| PROMPT |
Whenever "body" occurs in a line of the material, list that line.

[RECORDS FOR THIS EXERCISE Boundary: Start]

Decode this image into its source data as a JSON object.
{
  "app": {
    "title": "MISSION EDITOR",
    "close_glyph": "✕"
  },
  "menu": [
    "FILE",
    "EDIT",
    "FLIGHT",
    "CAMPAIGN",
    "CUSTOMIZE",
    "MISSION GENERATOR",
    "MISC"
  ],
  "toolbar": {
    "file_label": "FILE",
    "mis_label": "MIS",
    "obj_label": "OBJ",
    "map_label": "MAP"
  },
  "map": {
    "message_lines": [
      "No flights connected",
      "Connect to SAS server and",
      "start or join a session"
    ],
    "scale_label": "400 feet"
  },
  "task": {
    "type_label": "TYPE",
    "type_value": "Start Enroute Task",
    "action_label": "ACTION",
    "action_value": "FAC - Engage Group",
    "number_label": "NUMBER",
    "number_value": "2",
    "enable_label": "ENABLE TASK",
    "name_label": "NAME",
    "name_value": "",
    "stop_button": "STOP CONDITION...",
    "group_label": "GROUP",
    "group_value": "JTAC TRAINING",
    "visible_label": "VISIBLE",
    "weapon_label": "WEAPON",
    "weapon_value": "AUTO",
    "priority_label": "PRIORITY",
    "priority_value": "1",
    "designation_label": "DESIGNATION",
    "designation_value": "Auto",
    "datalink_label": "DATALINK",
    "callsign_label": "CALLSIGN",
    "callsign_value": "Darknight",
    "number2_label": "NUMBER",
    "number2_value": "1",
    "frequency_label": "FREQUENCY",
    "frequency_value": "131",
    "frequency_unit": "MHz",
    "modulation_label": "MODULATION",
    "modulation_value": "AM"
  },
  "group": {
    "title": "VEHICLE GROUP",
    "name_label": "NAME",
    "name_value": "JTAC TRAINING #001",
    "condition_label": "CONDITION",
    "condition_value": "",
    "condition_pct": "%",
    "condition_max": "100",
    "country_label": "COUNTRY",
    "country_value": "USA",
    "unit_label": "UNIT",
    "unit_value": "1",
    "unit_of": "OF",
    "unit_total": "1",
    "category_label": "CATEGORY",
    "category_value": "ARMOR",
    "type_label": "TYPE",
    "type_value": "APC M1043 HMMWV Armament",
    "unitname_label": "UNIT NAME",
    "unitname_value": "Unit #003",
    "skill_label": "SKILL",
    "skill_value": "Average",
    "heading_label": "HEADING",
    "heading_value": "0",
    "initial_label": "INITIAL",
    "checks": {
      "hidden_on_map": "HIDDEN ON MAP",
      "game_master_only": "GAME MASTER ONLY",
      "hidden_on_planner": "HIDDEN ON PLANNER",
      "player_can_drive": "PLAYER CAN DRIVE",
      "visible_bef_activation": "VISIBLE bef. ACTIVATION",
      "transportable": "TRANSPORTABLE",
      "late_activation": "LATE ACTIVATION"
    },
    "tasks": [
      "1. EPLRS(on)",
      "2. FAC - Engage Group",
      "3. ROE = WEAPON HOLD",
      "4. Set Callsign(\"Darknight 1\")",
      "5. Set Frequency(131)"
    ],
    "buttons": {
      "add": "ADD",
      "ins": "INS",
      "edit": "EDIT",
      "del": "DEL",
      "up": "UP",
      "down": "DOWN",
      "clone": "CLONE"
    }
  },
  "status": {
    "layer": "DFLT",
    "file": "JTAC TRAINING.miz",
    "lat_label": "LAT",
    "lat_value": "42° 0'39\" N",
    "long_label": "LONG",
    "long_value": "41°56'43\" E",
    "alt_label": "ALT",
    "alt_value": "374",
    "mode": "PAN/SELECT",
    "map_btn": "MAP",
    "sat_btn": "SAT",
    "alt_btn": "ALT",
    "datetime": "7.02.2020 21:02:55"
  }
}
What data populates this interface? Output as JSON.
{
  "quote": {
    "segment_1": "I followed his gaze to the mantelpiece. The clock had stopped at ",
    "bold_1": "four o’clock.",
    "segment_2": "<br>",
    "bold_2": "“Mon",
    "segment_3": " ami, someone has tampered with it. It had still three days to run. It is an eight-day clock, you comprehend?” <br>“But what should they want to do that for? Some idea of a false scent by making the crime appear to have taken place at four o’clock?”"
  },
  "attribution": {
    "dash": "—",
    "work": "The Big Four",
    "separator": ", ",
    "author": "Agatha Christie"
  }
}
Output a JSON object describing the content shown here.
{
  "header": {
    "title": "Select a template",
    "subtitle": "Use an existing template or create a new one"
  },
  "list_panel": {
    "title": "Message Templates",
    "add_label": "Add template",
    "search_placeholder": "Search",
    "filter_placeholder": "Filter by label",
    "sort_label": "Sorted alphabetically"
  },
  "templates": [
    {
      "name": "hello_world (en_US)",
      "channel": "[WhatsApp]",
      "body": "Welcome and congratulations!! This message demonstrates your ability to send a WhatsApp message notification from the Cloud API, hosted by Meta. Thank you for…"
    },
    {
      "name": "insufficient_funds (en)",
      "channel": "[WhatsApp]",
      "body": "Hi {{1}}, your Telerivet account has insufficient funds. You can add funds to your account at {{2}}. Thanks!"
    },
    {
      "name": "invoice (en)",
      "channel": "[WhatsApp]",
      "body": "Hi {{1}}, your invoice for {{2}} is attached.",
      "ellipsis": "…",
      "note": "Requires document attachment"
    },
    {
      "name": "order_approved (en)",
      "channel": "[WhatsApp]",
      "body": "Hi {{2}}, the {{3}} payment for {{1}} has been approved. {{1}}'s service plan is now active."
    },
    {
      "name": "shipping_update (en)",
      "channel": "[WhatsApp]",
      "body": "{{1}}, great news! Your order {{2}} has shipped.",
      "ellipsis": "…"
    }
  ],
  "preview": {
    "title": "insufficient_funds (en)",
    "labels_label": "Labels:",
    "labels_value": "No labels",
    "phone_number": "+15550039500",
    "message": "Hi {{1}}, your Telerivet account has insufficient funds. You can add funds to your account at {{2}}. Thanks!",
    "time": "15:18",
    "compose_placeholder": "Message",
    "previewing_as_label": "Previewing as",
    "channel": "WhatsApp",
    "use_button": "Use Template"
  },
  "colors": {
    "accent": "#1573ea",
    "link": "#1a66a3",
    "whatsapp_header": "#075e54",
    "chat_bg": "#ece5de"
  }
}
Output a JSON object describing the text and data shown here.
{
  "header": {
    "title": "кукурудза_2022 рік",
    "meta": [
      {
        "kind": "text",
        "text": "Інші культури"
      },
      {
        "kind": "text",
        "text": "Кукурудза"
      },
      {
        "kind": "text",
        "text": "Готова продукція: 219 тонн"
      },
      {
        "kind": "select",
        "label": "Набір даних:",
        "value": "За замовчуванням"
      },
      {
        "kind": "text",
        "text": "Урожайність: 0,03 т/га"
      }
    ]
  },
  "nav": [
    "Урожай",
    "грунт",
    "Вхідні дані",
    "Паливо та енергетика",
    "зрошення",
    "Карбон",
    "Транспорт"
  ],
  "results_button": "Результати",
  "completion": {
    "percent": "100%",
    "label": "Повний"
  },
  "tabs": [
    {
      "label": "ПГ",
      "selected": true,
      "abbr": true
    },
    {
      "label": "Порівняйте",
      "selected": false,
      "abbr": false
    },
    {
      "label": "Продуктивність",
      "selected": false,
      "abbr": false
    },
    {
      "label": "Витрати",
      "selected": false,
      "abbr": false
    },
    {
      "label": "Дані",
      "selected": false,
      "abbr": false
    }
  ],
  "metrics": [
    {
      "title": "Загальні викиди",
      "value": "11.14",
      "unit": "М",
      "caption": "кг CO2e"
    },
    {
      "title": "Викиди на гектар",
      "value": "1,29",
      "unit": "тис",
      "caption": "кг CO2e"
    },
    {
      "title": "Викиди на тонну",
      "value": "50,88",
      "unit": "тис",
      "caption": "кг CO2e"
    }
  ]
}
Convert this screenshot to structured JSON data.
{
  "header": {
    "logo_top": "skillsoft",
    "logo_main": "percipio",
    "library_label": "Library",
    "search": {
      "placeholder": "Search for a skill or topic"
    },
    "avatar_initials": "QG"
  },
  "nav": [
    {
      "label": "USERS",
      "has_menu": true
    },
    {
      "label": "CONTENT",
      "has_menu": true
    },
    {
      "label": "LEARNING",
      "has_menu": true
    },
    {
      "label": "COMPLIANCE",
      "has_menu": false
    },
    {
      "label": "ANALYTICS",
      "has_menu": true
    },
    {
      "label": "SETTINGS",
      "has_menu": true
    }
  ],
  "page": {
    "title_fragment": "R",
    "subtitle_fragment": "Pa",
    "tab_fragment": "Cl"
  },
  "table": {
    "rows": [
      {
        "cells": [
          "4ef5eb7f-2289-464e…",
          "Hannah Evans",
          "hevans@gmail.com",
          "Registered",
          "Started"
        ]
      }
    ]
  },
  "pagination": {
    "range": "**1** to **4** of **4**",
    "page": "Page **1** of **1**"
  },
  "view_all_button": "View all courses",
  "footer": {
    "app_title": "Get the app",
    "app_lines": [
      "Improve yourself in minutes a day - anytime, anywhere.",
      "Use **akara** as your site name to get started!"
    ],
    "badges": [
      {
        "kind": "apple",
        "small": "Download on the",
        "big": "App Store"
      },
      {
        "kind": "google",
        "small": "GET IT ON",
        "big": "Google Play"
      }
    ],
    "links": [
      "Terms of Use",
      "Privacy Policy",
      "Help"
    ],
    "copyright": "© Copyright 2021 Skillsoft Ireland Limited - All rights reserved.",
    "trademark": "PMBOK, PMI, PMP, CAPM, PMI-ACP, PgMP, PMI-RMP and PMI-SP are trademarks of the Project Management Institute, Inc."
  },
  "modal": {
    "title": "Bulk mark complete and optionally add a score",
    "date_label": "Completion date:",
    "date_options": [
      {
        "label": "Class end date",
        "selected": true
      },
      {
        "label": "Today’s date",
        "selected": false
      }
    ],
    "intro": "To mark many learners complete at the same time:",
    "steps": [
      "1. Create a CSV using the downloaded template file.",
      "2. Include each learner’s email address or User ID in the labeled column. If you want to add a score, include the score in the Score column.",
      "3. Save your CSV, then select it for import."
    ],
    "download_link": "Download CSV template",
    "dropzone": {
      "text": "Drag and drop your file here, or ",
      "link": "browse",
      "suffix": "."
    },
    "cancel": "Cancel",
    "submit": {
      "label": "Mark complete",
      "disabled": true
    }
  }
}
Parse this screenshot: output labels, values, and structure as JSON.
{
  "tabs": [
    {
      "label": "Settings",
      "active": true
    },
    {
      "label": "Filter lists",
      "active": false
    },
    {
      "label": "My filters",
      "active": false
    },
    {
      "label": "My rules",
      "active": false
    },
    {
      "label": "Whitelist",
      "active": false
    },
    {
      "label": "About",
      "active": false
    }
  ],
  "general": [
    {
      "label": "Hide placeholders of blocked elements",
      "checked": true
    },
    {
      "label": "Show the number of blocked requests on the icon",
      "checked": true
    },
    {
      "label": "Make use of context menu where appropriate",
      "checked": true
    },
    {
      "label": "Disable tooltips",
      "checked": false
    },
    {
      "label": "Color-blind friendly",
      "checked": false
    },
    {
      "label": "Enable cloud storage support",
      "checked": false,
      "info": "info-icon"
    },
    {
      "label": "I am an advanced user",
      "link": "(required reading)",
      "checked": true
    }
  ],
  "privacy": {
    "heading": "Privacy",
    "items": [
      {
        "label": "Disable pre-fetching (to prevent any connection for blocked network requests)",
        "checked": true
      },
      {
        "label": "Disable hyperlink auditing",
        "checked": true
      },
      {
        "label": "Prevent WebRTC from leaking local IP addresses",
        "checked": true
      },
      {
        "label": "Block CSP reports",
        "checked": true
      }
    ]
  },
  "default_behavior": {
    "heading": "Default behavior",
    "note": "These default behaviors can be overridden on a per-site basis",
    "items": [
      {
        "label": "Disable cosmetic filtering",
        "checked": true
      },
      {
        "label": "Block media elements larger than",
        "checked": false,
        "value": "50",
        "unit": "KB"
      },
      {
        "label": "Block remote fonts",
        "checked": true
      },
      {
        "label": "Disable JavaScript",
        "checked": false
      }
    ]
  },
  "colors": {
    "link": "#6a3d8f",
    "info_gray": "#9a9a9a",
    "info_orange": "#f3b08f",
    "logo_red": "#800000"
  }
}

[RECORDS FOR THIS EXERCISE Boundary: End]

| SOLUTION TO THIS TASK |
      "body": "Welcome and congratulations!! This message demonstrates your ability to send a WhatsApp message notification from the Cloud API, hosted by Meta. Thank you for…"
      "body": "Hi {{1}}, your Telerivet account has insufficient funds. You can add funds to your account at {{2}}. Thanks!"
      "body": "Hi {{1}}, your invoice for {{2}} is attached.",
      "body": "Hi {{2}}, the {{3}} payment for {{1}} has been approved. {{1}}'s service plan is now active."
      "body": "{{1}}, great news! Your order {{2}} has shipped.",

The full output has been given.